• **Exercise prompt**:
Where the records below have a line with "value", that line is to be copied.

• **Records**:
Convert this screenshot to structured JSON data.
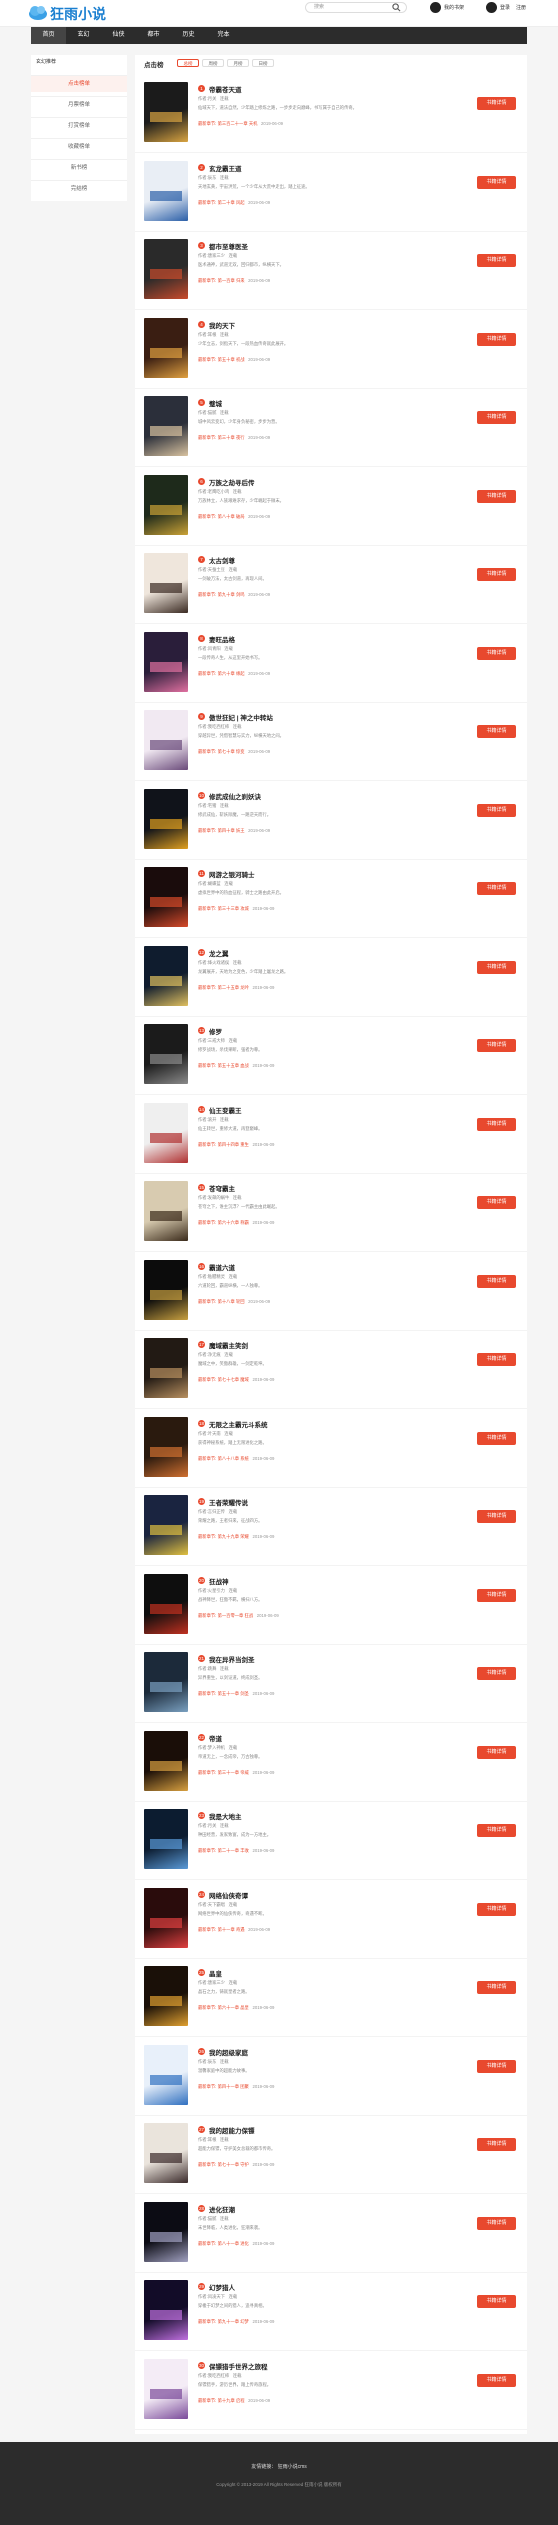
{
  "header": {
    "logo_text": "狂雨小说",
    "search_placeholder": "搜索",
    "reading_history": "我的书架",
    "login": "登录",
    "register": "注册"
  },
  "nav": {
    "items": [
      "首页",
      "玄幻",
      "仙侠",
      "都市",
      "历史",
      "完本"
    ]
  },
  "sidebar": {
    "title": "玄幻推荐",
    "items": [
      "点击榜单",
      "月票榜单",
      "打赏榜单",
      "收藏榜单",
      "新书榜",
      "完结榜"
    ]
  },
  "ranking": {
    "title": "点击榜",
    "tabs": [
      "总榜",
      "周榜",
      "月榜",
      "日榜"
    ]
  },
  "read_label": "书籍详情",
  "books": [
    {
      "rank": "1",
      "title": "帝霸苍天道",
      "author": "作者:月关",
      "status": "连载",
      "desc": "仙域天下，道法自然，少年踏上修炼之路，一步步走向巅峰，书写属于自己的传奇。",
      "latest": "最新章节: 第三百二十一章 天机",
      "date": "2019-06-09"
    },
    {
      "rank": "2",
      "title": "玄龙霸王道",
      "author": "作者:辰东",
      "status": "连载",
      "desc": "天地玄黄，宇宙洪荒，一个少年从大荒中走出，踏上征途。",
      "latest": "最新章节: 第二十章 风起",
      "date": "2019-06-09"
    },
    {
      "rank": "3",
      "title": "都市至尊医圣",
      "author": "作者:唐家三少",
      "status": "连载",
      "desc": "医术通神，武道无双，回归都市，纵横天下。",
      "latest": "最新章节: 第一百章 归来",
      "date": "2019-06-09"
    },
    {
      "rank": "4",
      "title": "我的天下",
      "author": "作者:耳根",
      "status": "连载",
      "desc": "少年立志，剑指天下，一段热血传奇就此展开。",
      "latest": "最新章节: 第五十章 初战",
      "date": "2019-06-09"
    },
    {
      "rank": "5",
      "title": "璧城",
      "author": "作者:猫腻",
      "status": "连载",
      "desc": "城中风云变幻，少年身负秘密，步步为营。",
      "latest": "最新章节: 第三十章 夜行",
      "date": "2019-06-09"
    },
    {
      "rank": "6",
      "title": "万族之劫寻后传",
      "author": "作者:老鹰吃小鸡",
      "status": "连载",
      "desc": "万族林立，人族艰难求存，少年崛起于微末。",
      "latest": "最新章节: 第八十章 破局",
      "date": "2019-06-09"
    },
    {
      "rank": "7",
      "title": "太古剑尊",
      "author": "作者:天蚕土豆",
      "status": "连载",
      "desc": "一剑破万法，太古剑道，再现人间。",
      "latest": "最新章节: 第九十章 剑鸣",
      "date": "2019-06-09"
    },
    {
      "rank": "8",
      "title": "妻旺品格",
      "author": "作者:风青阳",
      "status": "连载",
      "desc": "一段传奇人生，从这里开始书写。",
      "latest": "最新章节: 第六十章 缘起",
      "date": "2019-06-09"
    },
    {
      "rank": "9",
      "title": "傲世狂妃 | 神之中转站",
      "author": "作者:我吃西红柿",
      "status": "连载",
      "desc": "穿越异世，凭借智慧与实力，纵横天地之间。",
      "latest": "最新章节: 第七十章 惊变",
      "date": "2019-06-09"
    },
    {
      "rank": "10",
      "title": "修武成仙之刹妖诀",
      "author": "作者:宅猪",
      "status": "连载",
      "desc": "修武成仙，斩妖除魔，一路逆天而行。",
      "latest": "最新章节: 第四十章 妖王",
      "date": "2019-06-09"
    },
    {
      "rank": "11",
      "title": "网游之银河骑士",
      "author": "作者:蝴蝶蓝",
      "status": "连载",
      "desc": "虚拟世界中的热血征程，骑士之路由此开启。",
      "latest": "最新章节: 第三十三章 攻城",
      "date": "2019-06-09"
    },
    {
      "rank": "12",
      "title": "龙之翼",
      "author": "作者:烽火戏诸侯",
      "status": "连载",
      "desc": "龙翼展开，天地为之变色，少年踏上屠龙之路。",
      "latest": "最新章节: 第二十五章 龙吟",
      "date": "2019-06-09"
    },
    {
      "rank": "13",
      "title": "修罗",
      "author": "作者:三戒大师",
      "status": "连载",
      "desc": "修罗战场，杀伐果断，强者为尊。",
      "latest": "最新章节: 第五十五章 血战",
      "date": "2019-06-09"
    },
    {
      "rank": "14",
      "title": "仙王变霸王",
      "author": "作者:滚开",
      "status": "连载",
      "desc": "仙王转世，重修大道，再登巅峰。",
      "latest": "最新章节: 第四十四章 重生",
      "date": "2019-06-09"
    },
    {
      "rank": "15",
      "title": "苍穹霸主",
      "author": "作者:发飙的蜗牛",
      "status": "连载",
      "desc": "苍穹之下，谁主沉浮？一代霸主由此崛起。",
      "latest": "最新章节: 第六十六章 称霸",
      "date": "2019-06-09"
    },
    {
      "rank": "16",
      "title": "霸道六道",
      "author": "作者:骷髅精灵",
      "status": "连载",
      "desc": "六道轮回，霸道纵横，一人独尊。",
      "latest": "最新章节: 第十八章 轮回",
      "date": "2019-06-09"
    },
    {
      "rank": "17",
      "title": "魔域霸主笑剑",
      "author": "作者:净无痕",
      "status": "连载",
      "desc": "魔域之中，笑傲群雄，一剑定乾坤。",
      "latest": "最新章节: 第七十七章 魔域",
      "date": "2019-06-09"
    },
    {
      "rank": "18",
      "title": "无限之主霸元斗系统",
      "author": "作者:叶天南",
      "status": "连载",
      "desc": "获得神秘系统，踏上无限进化之路。",
      "latest": "最新章节: 第八十八章 系统",
      "date": "2019-06-09"
    },
    {
      "rank": "19",
      "title": "王者荣耀传说",
      "author": "作者:言归正传",
      "status": "连载",
      "desc": "荣耀之路，王者归来，征战四方。",
      "latest": "最新章节: 第九十九章 荣耀",
      "date": "2019-06-09"
    },
    {
      "rank": "20",
      "title": "狂战神",
      "author": "作者:火星引力",
      "status": "连载",
      "desc": "战神降世，狂傲不羁，横扫八方。",
      "latest": "最新章节: 第一百零一章 狂战",
      "date": "2019-06-09"
    },
    {
      "rank": "21",
      "title": "我在异界当剑圣",
      "author": "作者:跳舞",
      "status": "连载",
      "desc": "异界重生，以剑证道，终成剑圣。",
      "latest": "最新章节: 第五十一章 剑圣",
      "date": "2019-06-09"
    },
    {
      "rank": "22",
      "title": "帝道",
      "author": "作者:梦入神机",
      "status": "连载",
      "desc": "帝道无上，一念成帝，万古独尊。",
      "latest": "最新章节: 第三十一章 帝威",
      "date": "2019-06-09"
    },
    {
      "rank": "23",
      "title": "我是大地主",
      "author": "作者:月关",
      "status": "连载",
      "desc": "种田经营，发家致富，成为一方地主。",
      "latest": "最新章节: 第二十一章 丰收",
      "date": "2019-06-09"
    },
    {
      "rank": "24",
      "title": "网络仙侠奇谭",
      "author": "作者:天下霸唱",
      "status": "连载",
      "desc": "网络世界中的仙侠传奇，奇遇不断。",
      "latest": "最新章节: 第十一章 奇遇",
      "date": "2019-06-09"
    },
    {
      "rank": "25",
      "title": "晶皇",
      "author": "作者:唐家三少",
      "status": "连载",
      "desc": "晶石之力，铸就皇者之路。",
      "latest": "最新章节: 第六十一章 晶皇",
      "date": "2019-06-09"
    },
    {
      "rank": "26",
      "title": "我的超级家庭",
      "author": "作者:辰东",
      "status": "连载",
      "desc": "温馨家庭中的超能力故事。",
      "latest": "最新章节: 第四十一章 团聚",
      "date": "2019-06-09"
    },
    {
      "rank": "27",
      "title": "我的超能力保镖",
      "author": "作者:耳根",
      "status": "连载",
      "desc": "超能力保镖，守护美女总裁的都市传奇。",
      "latest": "最新章节: 第七十一章 守护",
      "date": "2019-06-09"
    },
    {
      "rank": "28",
      "title": "进化狂潮",
      "author": "作者:猫腻",
      "status": "连载",
      "desc": "末世降临，人类进化，狂潮来袭。",
      "latest": "最新章节: 第八十一章 进化",
      "date": "2019-06-09"
    },
    {
      "rank": "29",
      "title": "幻梦猎人",
      "author": "作者:风凌天下",
      "status": "连载",
      "desc": "穿梭于幻梦之间的猎人，追寻真相。",
      "latest": "最新章节: 第九十一章 幻梦",
      "date": "2019-06-09"
    },
    {
      "rank": "30",
      "title": "保镖猎手世界之旅程",
      "author": "作者:我吃西红柿",
      "status": "连载",
      "desc": "保镖猎手，游历世界，踏上传奇旅程。",
      "latest": "最新章节: 第十九章 启程",
      "date": "2019-06-09"
    }
  ],
  "footer": {
    "line1": "友情链接：    狂雨小说cms",
    "line2": "Copyright © 2013-2019 All Rights Reserved 狂雨小说 版权所有"
  },
  "colors": {
    "accent": "#e8492e",
    "nav_bg": "#2c2c2c",
    "brand": "#1a7fd0"
  }
}
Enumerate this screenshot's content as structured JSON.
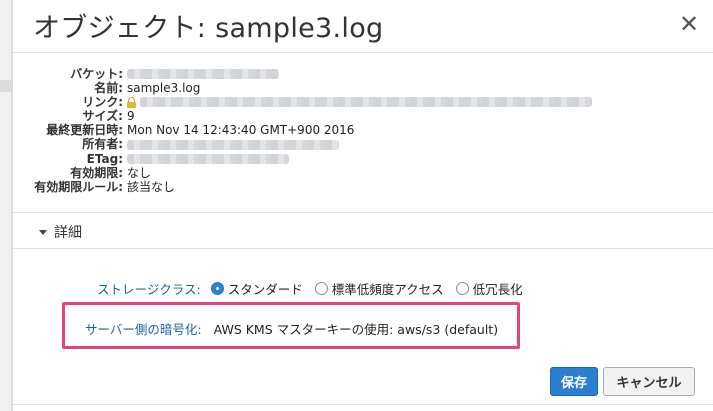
{
  "modal": {
    "title": "オブジェクト: sample3.log",
    "close_glyph": "✕"
  },
  "properties": [
    {
      "label": "バケット:",
      "value": ""
    },
    {
      "label": "名前:",
      "value": "sample3.log"
    },
    {
      "label": "リンク:",
      "value": ""
    },
    {
      "label": "サイズ:",
      "value": "9"
    },
    {
      "label": "最終更新日時:",
      "value": "Mon Nov 14 12:43:40 GMT+900 2016"
    },
    {
      "label": "所有者:",
      "value": ""
    },
    {
      "label": "ETag:",
      "value": ""
    },
    {
      "label": "有効期限:",
      "value": "なし"
    },
    {
      "label": "有効期限ルール:",
      "value": "該当なし"
    }
  ],
  "details": {
    "label": "詳細"
  },
  "storage_class": {
    "label": "ストレージクラス:",
    "options": [
      {
        "label": "スタンダード",
        "selected": true
      },
      {
        "label": "標準低頻度アクセス",
        "selected": false
      },
      {
        "label": "低冗長化",
        "selected": false
      }
    ]
  },
  "encryption": {
    "label": "サーバー側の暗号化:",
    "value": "AWS KMS マスターキーの使用: aws/s3 (default)",
    "highlight_color": "#e8417e"
  },
  "buttons": {
    "save": "保存",
    "cancel": "キャンセル",
    "primary_color": "#2a7fd1"
  }
}
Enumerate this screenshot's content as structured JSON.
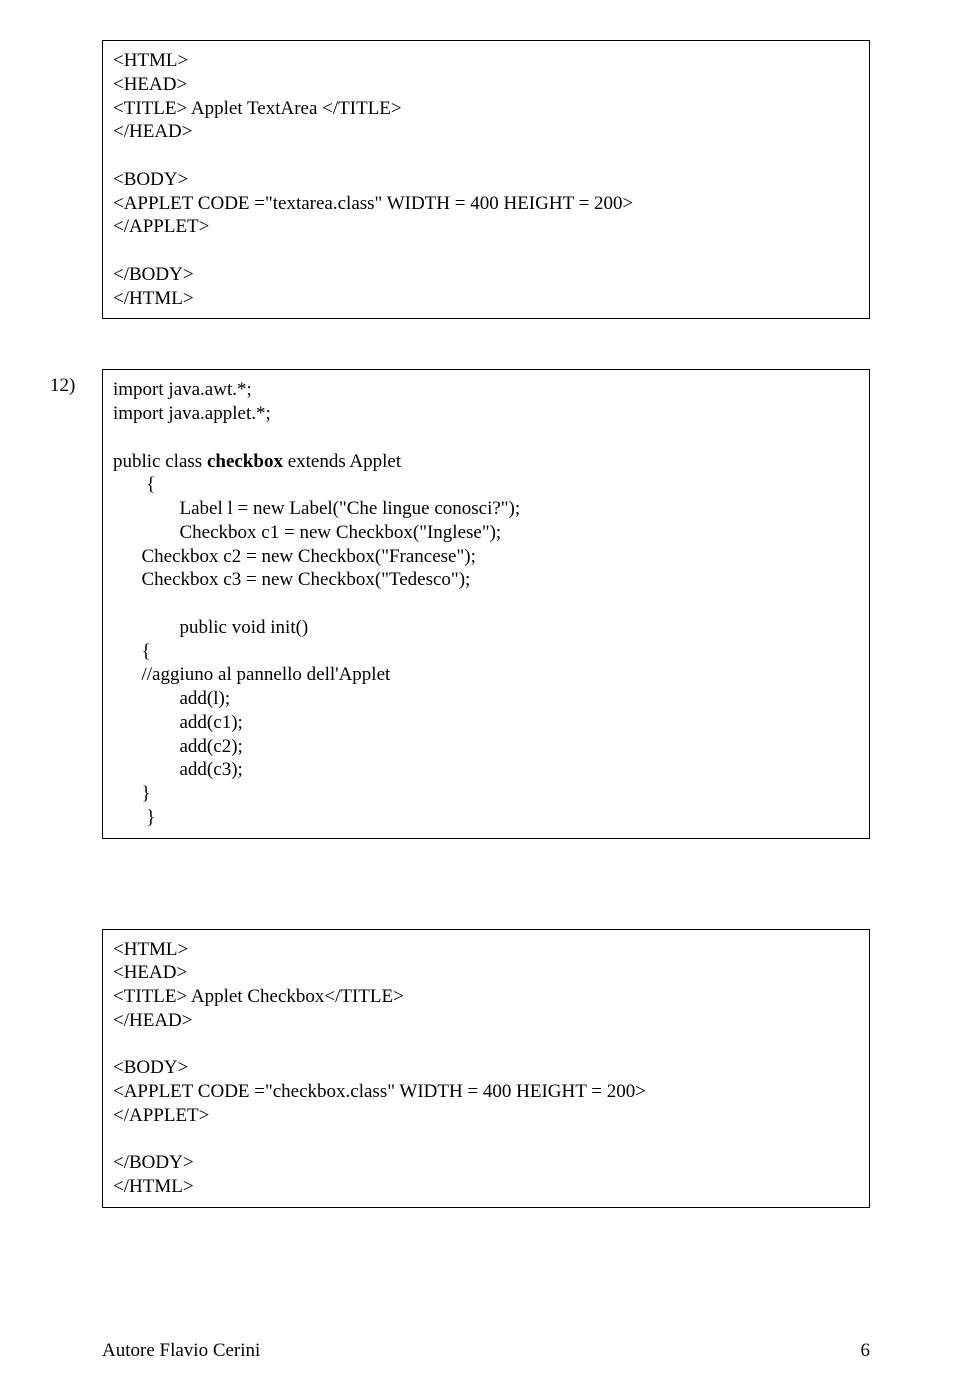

• **Finished task**:
      "value": ""
      "value": "sample3.log"
      "value": ""
      "value": "9"
      "value": "Mon Nov 14 12:43:40 GMT+900 2016"
      "value": ""
      "value": ""
      "value": "なし"
      "value": "該当なし"
    "value": "AWS KMS マスターキーの使用: aws/s3 (default)",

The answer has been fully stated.